Special advocates representing the claimants are given access to closed material but are not allowed to communicate its contents to their clients.

The claimants had argued that a "public interest immunity" (PII) test should be applied, balancing the public interest in non-disclosure against the interest in the administration of justice.

If a document was covered by PII, it could not be used by either party.

But the judge said the higher courts had held on many occasions that the courts had power to appoint a special advocate in exceptional circumstances and as a last resort.

Mr Justice Silber said he was deciding a point of principle and no decision had been made on whether the procedure should be adopted in the case.

The claimants are now taking the issue to the Court of Appeal.

The seven are Binyam Mohamed, Moazzam Begg, Martin Mubanga, Omar Deghayes, Richard Belmar, Bisher Al Rawi and Jamil El Banna.

The men allege that MI5 and MI6 were guilty of aiding and abetting their unlawful imprisonment and extraordinary rendition to various locations around the world, including Guantanamo, where they were subjected to inhuman and degrading treatment and torture.

Their claims are contested by the intelligence services and by Attorney General Baroness Scotland, the Foreign Office and the Home Office.

Sapna Malik, partner at law firm Leigh Day, representing the claimants, said: "The point of principle is hugely important, further tipping the scales away from an equality of arms in legal claims against the state, and we will be vigorously appealing against this decision in the Court of Appeal and, if necessary, all the way up to the Supreme Court."

Amnesty International expressed "deep disappointment" and said such a degee of secrecy had never before been allowed in a civil case.

Campaigns director Tim Hancock said: "Today the court has missed a crucial opportunity to uphold human rights and the rule of law.

A Home Office spokesman said: "The Government welcomes the High Court's decision that it is lawful and proper for a court to order closed proceedings in a civil claim for damages allowing sensitive evidence, such as intelligence material, to be considered by the court.

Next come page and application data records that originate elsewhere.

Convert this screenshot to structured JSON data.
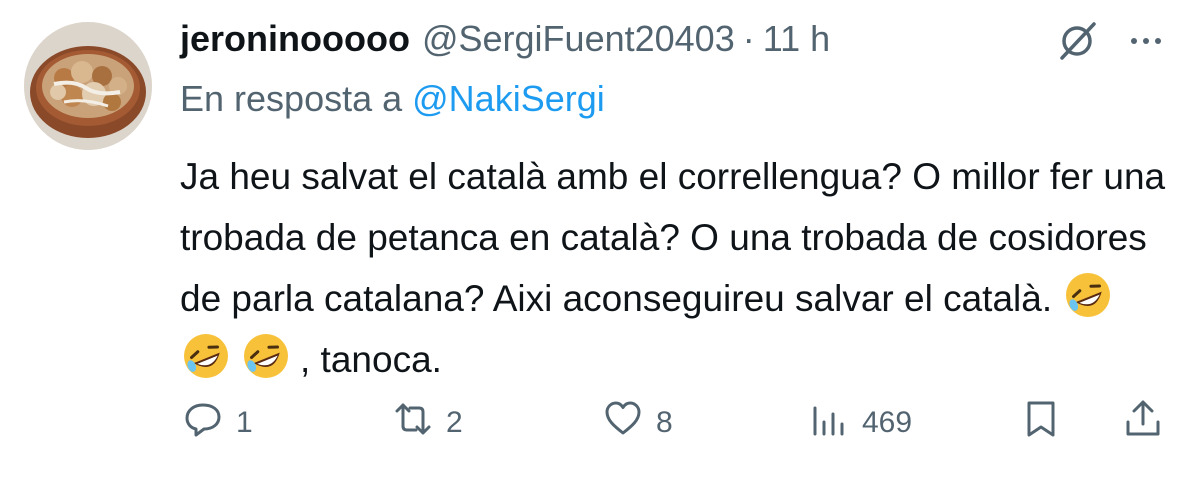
{
  "tweet": {
    "display_name": "jeroninooooo",
    "handle": "@SergiFuent20403",
    "separator": "·",
    "time": "11 h",
    "reply_prefix": "En resposta a",
    "reply_mention": "@NakiSergi",
    "text_main": "Ja heu salvat el català amb el correllengua? O millor fer una trobada de petanca en català? O una trobada de cosidores de parla catalana? Aixi aconseguireu salvar el català.",
    "emojis": [
      "rolling-on-floor-laughing",
      "rolling-on-floor-laughing",
      "rolling-on-floor-laughing"
    ],
    "text_tail": ", tanoca."
  },
  "actions": {
    "replies": "1",
    "reposts": "2",
    "likes": "8",
    "views": "469"
  },
  "icons": {
    "grok": "grok-icon",
    "more": "more-dots-icon",
    "reply": "reply-icon",
    "repost": "repost-icon",
    "like": "heart-icon",
    "views": "views-icon",
    "bookmark": "bookmark-icon",
    "share": "share-icon"
  },
  "colors": {
    "text": "#0f1419",
    "secondary": "#536471",
    "link": "#1d9bf0"
  }
}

She said the procedure would “strike the right balance - protecting the wider public interest and ensuring national security is not harmed whilst allowing cases to be tried fairly."